Mary has maintained surprising consistency in apparitions extending over a period of seven centuries. In multiple instances Mary appears as a young woman, in her late teens or twenties. She has dark hair—though we do not hear of the auburn, or “reddish golden,” hair of the historical Mary. Her head is usually veiled, and she wears flowing robes that fall to her feet. In a few cases her robes have been purely white, but more often she dresses in blue and white. Accessories may be of a contrasting color, like pink or yellow. On special occasions she may wear golden robes and a crown. Witnesses to Marian apparitions frequently comment on Mary’s beauty. After the eighteenth, and last, apparition at Lourdes. Bernadette Soubirous remarked: “I have never seen her [Mary] so beautiful before ... so lovely that, when you have seen her once, you would willingly die to see her again!” The Medjugorje witnesses commented in a joint statement: “It is not our kind of beauty. It is something ethereal, something heavenly, something that we’ll only see in Paradise.” One of them asked Mary, “How is it possible that you are so beautiful?” The response was “I am beautiful because I love. If you want to be beautiful, then love.” [Mary: Adept, Queen, Mother, Priestess (1/e), 2020.]

Upon her arrival in the deva evolution Mary found orders of angels waiting to serve her commands. She now needs human disciples to help spread her message and to make it a reality in the world of human affairs. Among the masters, Mary is perhaps in the enviable position of being able to draw upon a billion devotees around the world, as well as many others for whom devotion may not be a natural instinct, to build a network of active disciples. Those who pledge themselves to her service have a unique opportunity to serve alongside devic colleagues. Multiple esoteric teachers have predicted closer contacts between the devic and human kingdoms in the Aquarian Age. [Mary: Adept, Queen, Mother, Priestess (1/e), 2020.]

 


Why Uriel?

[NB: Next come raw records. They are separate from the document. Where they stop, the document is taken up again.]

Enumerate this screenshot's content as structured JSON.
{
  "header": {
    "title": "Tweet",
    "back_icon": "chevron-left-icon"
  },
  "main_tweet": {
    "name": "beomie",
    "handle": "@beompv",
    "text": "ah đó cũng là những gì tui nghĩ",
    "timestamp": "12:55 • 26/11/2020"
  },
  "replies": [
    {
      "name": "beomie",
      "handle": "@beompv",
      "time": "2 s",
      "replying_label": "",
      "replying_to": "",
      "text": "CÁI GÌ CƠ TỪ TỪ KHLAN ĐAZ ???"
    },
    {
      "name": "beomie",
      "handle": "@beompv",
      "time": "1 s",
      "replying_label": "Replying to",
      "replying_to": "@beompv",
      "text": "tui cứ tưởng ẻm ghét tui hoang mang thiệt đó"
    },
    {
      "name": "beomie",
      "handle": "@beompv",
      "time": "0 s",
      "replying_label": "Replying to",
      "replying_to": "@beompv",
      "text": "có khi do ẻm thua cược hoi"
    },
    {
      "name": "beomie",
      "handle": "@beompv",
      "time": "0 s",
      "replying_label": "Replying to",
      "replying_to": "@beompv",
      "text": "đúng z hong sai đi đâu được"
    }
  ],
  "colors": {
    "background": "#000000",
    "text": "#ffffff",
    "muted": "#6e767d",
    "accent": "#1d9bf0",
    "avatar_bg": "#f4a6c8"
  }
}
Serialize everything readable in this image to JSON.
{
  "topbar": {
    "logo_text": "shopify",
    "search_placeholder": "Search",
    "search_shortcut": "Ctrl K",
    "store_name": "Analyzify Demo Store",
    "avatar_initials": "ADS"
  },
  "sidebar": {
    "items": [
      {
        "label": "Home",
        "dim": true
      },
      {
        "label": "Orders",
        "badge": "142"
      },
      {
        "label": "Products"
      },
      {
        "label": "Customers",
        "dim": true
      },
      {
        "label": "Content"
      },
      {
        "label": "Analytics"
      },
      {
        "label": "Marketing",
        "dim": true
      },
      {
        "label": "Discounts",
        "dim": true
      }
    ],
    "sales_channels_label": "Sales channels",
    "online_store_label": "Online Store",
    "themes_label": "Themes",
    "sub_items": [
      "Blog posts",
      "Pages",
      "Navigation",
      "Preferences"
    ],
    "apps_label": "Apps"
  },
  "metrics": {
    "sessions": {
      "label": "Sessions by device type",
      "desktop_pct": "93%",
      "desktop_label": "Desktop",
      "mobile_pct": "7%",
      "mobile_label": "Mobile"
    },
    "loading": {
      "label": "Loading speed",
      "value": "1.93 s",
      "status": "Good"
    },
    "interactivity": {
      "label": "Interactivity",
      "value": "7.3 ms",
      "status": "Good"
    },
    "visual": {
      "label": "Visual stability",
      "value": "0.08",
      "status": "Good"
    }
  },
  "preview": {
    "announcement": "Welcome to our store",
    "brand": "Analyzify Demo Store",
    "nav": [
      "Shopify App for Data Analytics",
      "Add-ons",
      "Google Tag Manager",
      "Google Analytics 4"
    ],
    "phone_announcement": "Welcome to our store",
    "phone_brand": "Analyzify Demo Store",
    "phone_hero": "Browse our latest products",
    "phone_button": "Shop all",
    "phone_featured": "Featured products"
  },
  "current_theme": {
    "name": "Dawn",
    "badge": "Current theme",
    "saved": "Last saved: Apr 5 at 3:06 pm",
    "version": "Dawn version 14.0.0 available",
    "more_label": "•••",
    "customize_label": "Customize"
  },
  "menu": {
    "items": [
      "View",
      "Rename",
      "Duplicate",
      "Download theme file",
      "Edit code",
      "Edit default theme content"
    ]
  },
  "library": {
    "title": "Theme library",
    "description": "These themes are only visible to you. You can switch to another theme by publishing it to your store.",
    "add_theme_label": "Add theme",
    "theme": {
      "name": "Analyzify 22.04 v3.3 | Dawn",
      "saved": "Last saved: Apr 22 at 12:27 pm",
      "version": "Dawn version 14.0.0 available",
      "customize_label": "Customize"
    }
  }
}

When this website was created in 1997 the objective was to have a short URL address that people could easily memorize and key in. A seach of avaiable addresses turned up uriel.com as a suitable choice. Uriel is one of the four archangels mentioned in Christian, Hebrew, Kabbalistic and Islamic traditions. The word Uriel literally means "Fire of God," "Light of God," or "Sun of God." Unexpedtedly, I soon found myself at the center of a Uriel cult; people started sending me images, poems, prayers, and stories about Uriel and asking me to post them on the site. Perhaps I shall change the name one day. For the moment, so many people know my website by this name that it seems appropriate to continue using uriel.com.